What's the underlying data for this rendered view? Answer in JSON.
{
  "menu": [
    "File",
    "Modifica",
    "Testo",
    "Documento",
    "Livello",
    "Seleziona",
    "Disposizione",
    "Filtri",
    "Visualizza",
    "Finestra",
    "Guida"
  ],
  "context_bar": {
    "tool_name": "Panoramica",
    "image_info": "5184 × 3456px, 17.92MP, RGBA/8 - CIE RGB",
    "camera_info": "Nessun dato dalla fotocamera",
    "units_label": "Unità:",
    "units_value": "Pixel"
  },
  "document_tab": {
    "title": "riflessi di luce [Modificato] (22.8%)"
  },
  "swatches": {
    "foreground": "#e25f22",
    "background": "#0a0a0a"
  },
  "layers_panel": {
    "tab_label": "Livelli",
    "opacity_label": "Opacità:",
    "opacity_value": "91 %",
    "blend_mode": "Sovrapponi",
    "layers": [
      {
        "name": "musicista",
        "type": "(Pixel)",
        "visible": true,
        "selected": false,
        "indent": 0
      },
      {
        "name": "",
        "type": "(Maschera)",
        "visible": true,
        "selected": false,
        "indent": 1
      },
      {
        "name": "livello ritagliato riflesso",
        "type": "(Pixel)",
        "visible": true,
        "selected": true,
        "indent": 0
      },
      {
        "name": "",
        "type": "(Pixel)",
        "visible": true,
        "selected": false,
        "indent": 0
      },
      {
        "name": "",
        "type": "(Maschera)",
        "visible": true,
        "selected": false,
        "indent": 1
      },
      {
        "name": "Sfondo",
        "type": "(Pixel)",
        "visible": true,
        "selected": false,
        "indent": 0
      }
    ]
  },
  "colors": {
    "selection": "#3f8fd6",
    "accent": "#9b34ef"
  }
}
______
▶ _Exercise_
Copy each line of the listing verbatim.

▶ _Output of the exercise_
What's the underlying data for this rendered view? Answer in JSON.
{
  "menu": [
    "File",
    "Modifica",
    "Testo",
    "Documento",
    "Livello",
    "Seleziona",
    "Disposizione",
    "Filtri",
    "Visualizza",
    "Finestra",
    "Guida"
  ],
  "context_bar": {
    "tool_name": "Panoramica",
    "image_info": "5184 × 3456px, 17.92MP, RGBA/8 - CIE RGB",
    "camera_info": "Nessun dato dalla fotocamera",
    "units_label": "Unità:",
    "units_value": "Pixel"
  },
  "document_tab": {
    "title": "riflessi di luce [Modificato] (22.8%)"
  },
  "swatches": {
    "foreground": "#e25f22",
    "background": "#0a0a0a"
  },
  "layers_panel": {
    "tab_label": "Livelli",
    "opacity_label": "Opacità:",
    "opacity_value": "91 %",
    "blend_mode": "Sovrapponi",
    "layers": [
      {
        "name": "musicista",
        "type": "(Pixel)",
        "visible": true,
        "selected": false,
        "indent": 0
      },
      {
        "name": "",
        "type": "(Maschera)",
        "visible": true,
        "selected": false,
        "indent": 1
      },
      {
        "name": "livello ritagliato riflesso",
        "type": "(Pixel)",
        "visible": true,
        "selected": true,
        "indent": 0
      },
      {
        "name": "",
        "type": "(Pixel)",
        "visible": true,
        "selected": false,
        "indent": 0
      },
      {
        "name": "",
        "type": "(Maschera)",
        "visible": true,
        "selected": false,
        "indent": 1
      },
      {
        "name": "Sfondo",
        "type": "(Pixel)",
        "visible": true,
        "selected": false,
        "indent": 0
      }
    ]
  },
  "colors": {
    "selection": "#3f8fd6",
    "accent": "#9b34ef"
  }
}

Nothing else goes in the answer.